What is needed:
Leaving out the images, please output every entry exactly as it appears.

Material supplied:
● ● ● ●
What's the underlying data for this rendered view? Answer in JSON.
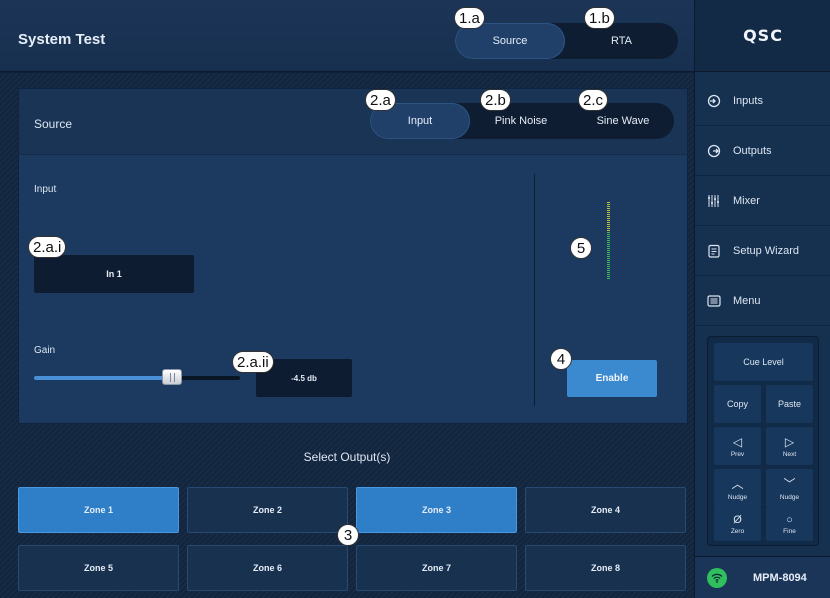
{
  "header": {
    "title": "System Test",
    "mode_tabs": [
      {
        "label": "Source",
        "active": true,
        "callout": "1.a"
      },
      {
        "label": "RTA",
        "active": false,
        "callout": "1.b"
      }
    ]
  },
  "source": {
    "title": "Source",
    "type_tabs": [
      {
        "label": "Input",
        "active": true,
        "callout": "2.a"
      },
      {
        "label": "Pink Noise",
        "active": false,
        "callout": "2.b"
      },
      {
        "label": "Sine Wave",
        "active": false,
        "callout": "2.c"
      }
    ],
    "input_label": "Input",
    "input_value": "In 1",
    "input_callout": "2.a.i",
    "gain_label": "Gain",
    "gain_value": "-4.5 db",
    "gain_position_fraction": 0.67,
    "gain_callout": "2.a.ii",
    "enable_label": "Enable",
    "enable_callout": "4",
    "meter_callout": "5"
  },
  "outputs": {
    "title": "Select Output(s)",
    "callout": "3",
    "zones": [
      {
        "label": "Zone 1",
        "selected": true
      },
      {
        "label": "Zone 2",
        "selected": false
      },
      {
        "label": "Zone 3",
        "selected": true
      },
      {
        "label": "Zone 4",
        "selected": false
      },
      {
        "label": "Zone 5",
        "selected": false
      },
      {
        "label": "Zone 6",
        "selected": false
      },
      {
        "label": "Zone 7",
        "selected": false
      },
      {
        "label": "Zone 8",
        "selected": false
      }
    ]
  },
  "sidebar": {
    "logo": "QSC",
    "items": [
      {
        "label": "Inputs",
        "icon": "input-icon"
      },
      {
        "label": "Outputs",
        "icon": "output-icon"
      },
      {
        "label": "Mixer",
        "icon": "mixer-icon"
      },
      {
        "label": "Setup Wizard",
        "icon": "wizard-icon"
      },
      {
        "label": "Menu",
        "icon": "menu-icon"
      }
    ],
    "pad": {
      "cue_level": "Cue Level",
      "copy": "Copy",
      "paste": "Paste",
      "prev": "Prev",
      "next": "Next",
      "nudge_up": "Nudge",
      "nudge_down": "Nudge",
      "zero": "Zero",
      "fine": "Fine",
      "prev_glyph": "◁",
      "next_glyph": "▷",
      "up_glyph": "︿",
      "down_glyph": "﹀",
      "zero_glyph": "Ø",
      "fine_glyph": "○"
    },
    "device_name": "MPM-8094"
  },
  "colors": {
    "accent": "#3b89cf",
    "wifi": "#2fbf5c",
    "background": "#0f2138"
  }
}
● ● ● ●
Answer box:
What's the underlying data for this rendered view? Answer in JSON.
{
  "header": {
    "title": "System Test",
    "mode_tabs": [
      {
        "label": "Source",
        "active": true,
        "callout": "1.a"
      },
      {
        "label": "RTA",
        "active": false,
        "callout": "1.b"
      }
    ]
  },
  "source": {
    "title": "Source",
    "type_tabs": [
      {
        "label": "Input",
        "active": true,
        "callout": "2.a"
      },
      {
        "label": "Pink Noise",
        "active": false,
        "callout": "2.b"
      },
      {
        "label": "Sine Wave",
        "active": false,
        "callout": "2.c"
      }
    ],
    "input_label": "Input",
    "input_value": "In 1",
    "input_callout": "2.a.i",
    "gain_label": "Gain",
    "gain_value": "-4.5 db",
    "gain_position_fraction": 0.67,
    "gain_callout": "2.a.ii",
    "enable_label": "Enable",
    "enable_callout": "4",
    "meter_callout": "5"
  },
  "outputs": {
    "title": "Select Output(s)",
    "callout": "3",
    "zones": [
      {
        "label": "Zone 1",
        "selected": true
      },
      {
        "label": "Zone 2",
        "selected": false
      },
      {
        "label": "Zone 3",
        "selected": true
      },
      {
        "label": "Zone 4",
        "selected": false
      },
      {
        "label": "Zone 5",
        "selected": false
      },
      {
        "label": "Zone 6",
        "selected": false
      },
      {
        "label": "Zone 7",
        "selected": false
      },
      {
        "label": "Zone 8",
        "selected": false
      }
    ]
  },
  "sidebar": {
    "logo": "QSC",
    "items": [
      {
        "label": "Inputs",
        "icon": "input-icon"
      },
      {
        "label": "Outputs",
        "icon": "output-icon"
      },
      {
        "label": "Mixer",
        "icon": "mixer-icon"
      },
      {
        "label": "Setup Wizard",
        "icon": "wizard-icon"
      },
      {
        "label": "Menu",
        "icon": "menu-icon"
      }
    ],
    "pad": {
      "cue_level": "Cue Level",
      "copy": "Copy",
      "paste": "Paste",
      "prev": "Prev",
      "next": "Next",
      "nudge_up": "Nudge",
      "nudge_down": "Nudge",
      "zero": "Zero",
      "fine": "Fine",
      "prev_glyph": "◁",
      "next_glyph": "▷",
      "up_glyph": "︿",
      "down_glyph": "﹀",
      "zero_glyph": "Ø",
      "fine_glyph": "○"
    },
    "device_name": "MPM-8094"
  },
  "colors": {
    "accent": "#3b89cf",
    "wifi": "#2fbf5c",
    "background": "#0f2138"
  }
}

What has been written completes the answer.